For a Better Homes for Sale Buying Experience, Prepare Before You Look

The current housing market is definitely a buyer’s market, but that does not ensure that you will get the home you want — or any home, for that matter. To ensure that your homes for sale deal does not fall through at the last moment, do a little beforehand preparation.

Check Your Credit Rating. The very first thing you should do is to check your credit score. During the housing bubble, mortgage lenders had loosened the financing strings a bit for buyers, meaning that a couple years ago you could have found some type of financing with a not-to-stellar credit rating. Today, lenders have tightened the belts for buyers of homes for sale. There have been so many foreclosures on homes purchased during the bubble that mortgage lenders must ensure they do not add more to the steadily growing list.

Order free copies of your credit reports from the top three reporting agencies Experian, Trans Union and Equifax. Also, get your credit score (you will probably have to pay a nominal fee). If you are not sure on your standing for buying a homes for sale, ask your realtor for advice. If you find that you need to improve your credit score, check a couple previous articles offered at this web site on how to do it. The better your credit score, the better your mortgage interest rate (meaning smaller monthly payments) and the easier it will be to obtain a mortgage and buy the homes for sale of your dreams.

Sell Your Home. Once you know you will be able to obtain financing for a new homes for sale, prepare your home and list it — before you begin looking for a new one. It is taking longer to move homes for sale now. So, you want to ensure that your homes for sale is sold and the money in the bank before you begin house shopping. It would be terrible to find the homes for sale you want only to have the deal fall through, because you could not sell your own home in time. Unless, you can easily pay two mortgages for several months or more, selling your home first is essential.

Do Your Research. When you are ready to begin looking for a new homes for sale for sale, research the sale prices for similar properties in the neighborhoods in which you are interested. It will give you an idea of what is a reasonable selling price and what isn’t. The data should be within the last six months, since the market changes quickly. Your realtor can supply this information to you from the multiple listing service. Do not rely on homes for sale appraisal web sites. They generally rely upon deed and mortgage filings, meaning the information may be older and not current enough for your purposes.

Be a Fair Negotiator. Regardless of what is being sold, too-low offers offend people, turning them off to further negotiation. Many years ago, a not-too-nice realtor sent my realtor a lowball offer for my homes for sale, adding a message that if was not worth what was being offered and she should tell me to take it immediately before the potential buyer changed his mind. The male realtor was trying to ramrod over and intimidate my female realtor (apparently, he had used this tactic with a few of her colleagues). It angered me so much that I told my realtor to sit on the offer (which tied it up) until the last minute. We declined a few days before the offer expired in order to accept another, much better offer. The buyer should have hired a more professional realtor.
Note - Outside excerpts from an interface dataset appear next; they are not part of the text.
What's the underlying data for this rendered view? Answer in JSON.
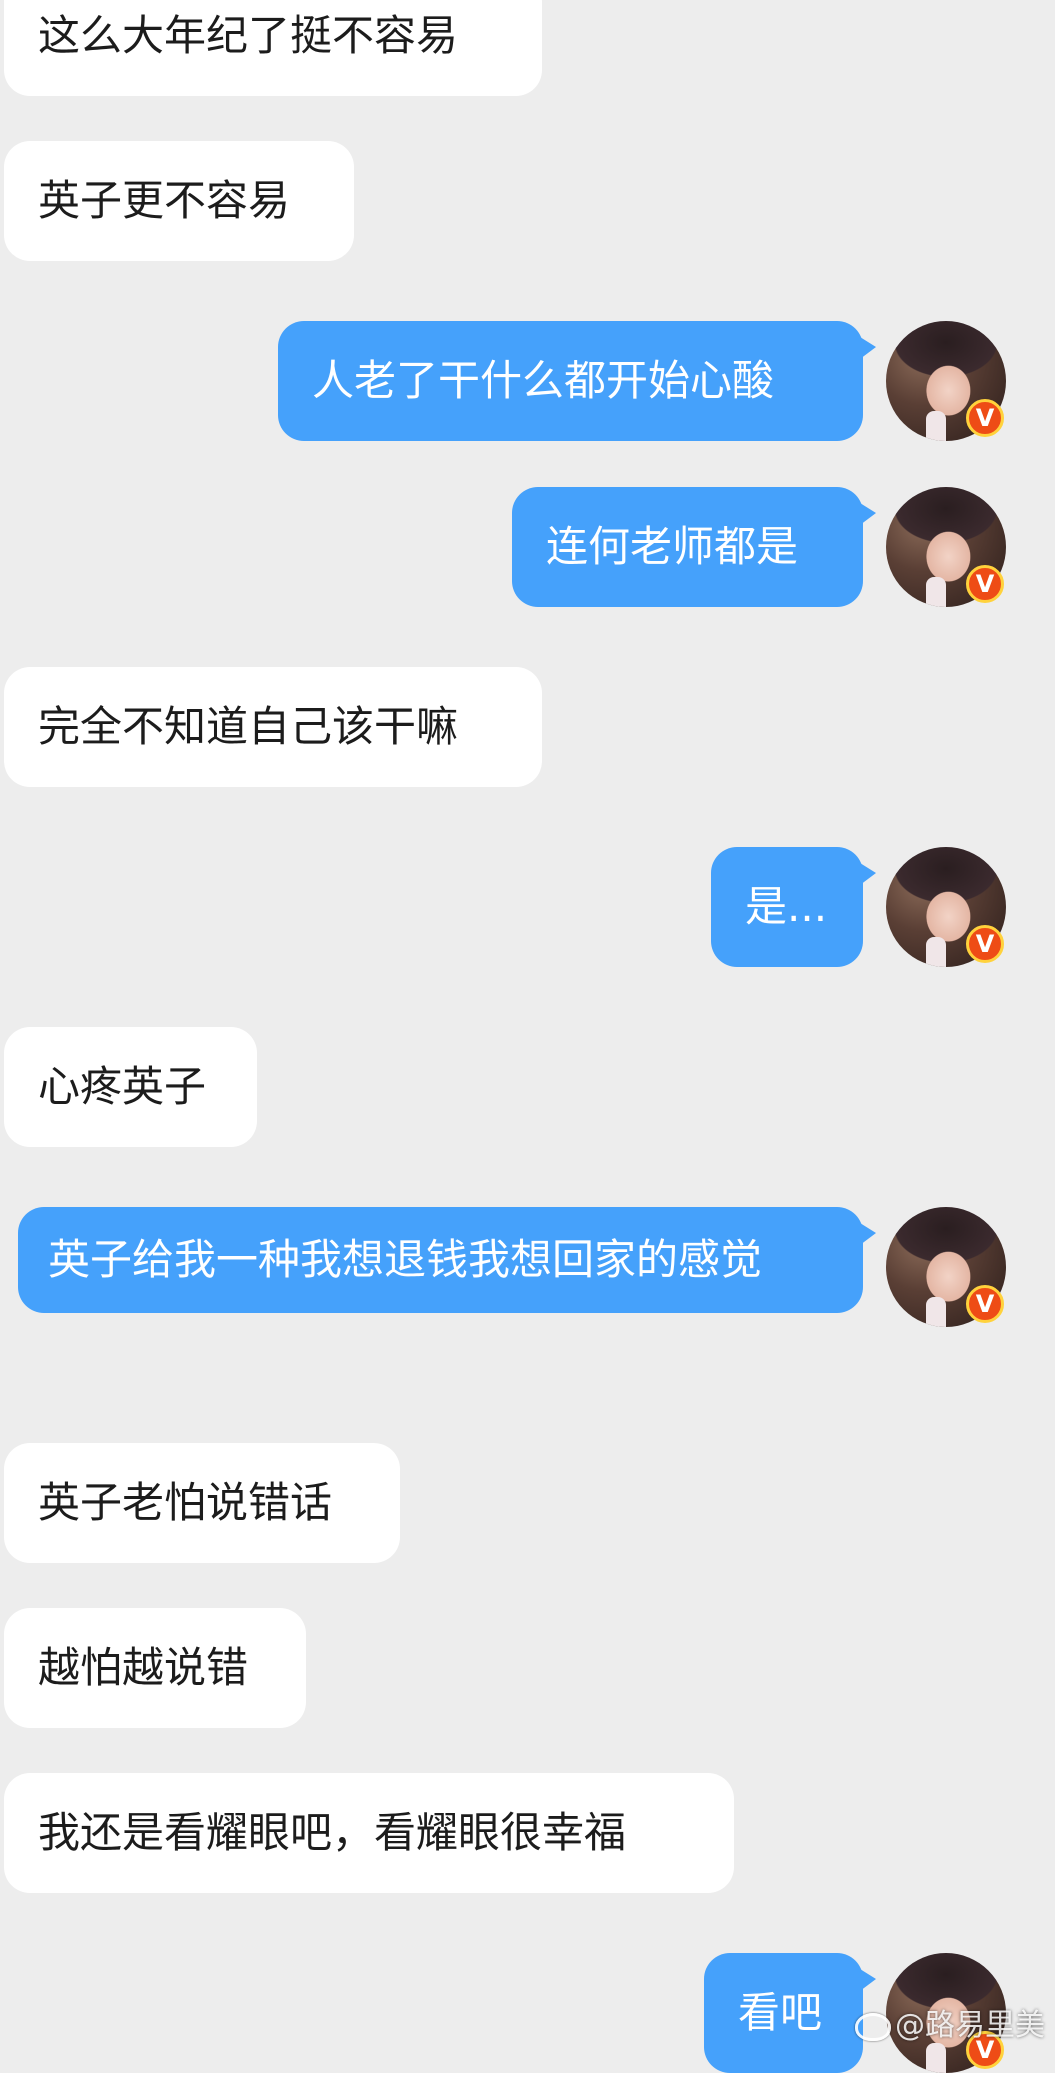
{
  "chat": {
    "messages": [
      {
        "side": "left",
        "text": "这么大年纪了挺不容易"
      },
      {
        "side": "left",
        "text": "英子更不容易"
      },
      {
        "side": "right",
        "text": "人老了干什么都开始心酸"
      },
      {
        "side": "right",
        "text": "连何老师都是"
      },
      {
        "side": "left",
        "text": "完全不知道自己该干嘛"
      },
      {
        "side": "right",
        "text": "是..."
      },
      {
        "side": "left",
        "text": "心疼英子"
      },
      {
        "side": "right",
        "text": "英子给我一种我想退钱我想回家的感觉"
      },
      {
        "side": "left",
        "text": "英子老怕说错话"
      },
      {
        "side": "left",
        "text": "越怕越说错"
      },
      {
        "side": "left",
        "text": "我还是看耀眼吧，看耀眼很幸福"
      },
      {
        "side": "right",
        "text": "看吧"
      }
    ],
    "verified_badge": "V"
  },
  "watermark": {
    "text": "@路易里美"
  },
  "colors": {
    "background": "#ededed",
    "incoming_bubble": "#ffffff",
    "outgoing_bubble": "#45a1fb",
    "badge": "#ee4c16"
  }
}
I guarantee that making too-low offers will not make future negotiations easy, if they deal with you at all. So, make a reasonable offer. You will know what is reasonable from your research. If the homes for sale already is fairly priced, then make an offer no more than ten percent below the asking price. You always can ask for other concessions, such as the seller paying your closing costs, upgrade the kitchen appliances, or perhaps leave an item in the home as part of the sale.

If the homes for sale is overpriced, ask your realtor to explore the possibility of lowering the price with the seller’s agent. Some sellers might wish to sell their home with a much later closing date in exchange for a lesser price. Buyers can offer incentives, as well as sellers. Discuss your options with your realtor. If the seller will not give on the price, continue your homes for sale search.

Sold Sign? In house hunting, there always is the chance that before you make an offer, someone has beaten you to it; and the house is sold. Additionally, you may see a homes for sale that interests you, but it has a “sold” sign in its front yard. This should not stop you.

In this housing market, many homeowners and developers with homes for sale are experiencing contract cancellations. People change their minds on a particular homes for sale, they find another home they like better, they could not sell their own home in time for the closing, or they could not get the financing in the first place.

If you find a homes for sale that already has been sold but not closed, ask your realtor to talk to the owner’s agent, telling him or her that you are interested. Ask the agent to call, if the sale should fall through for any reason.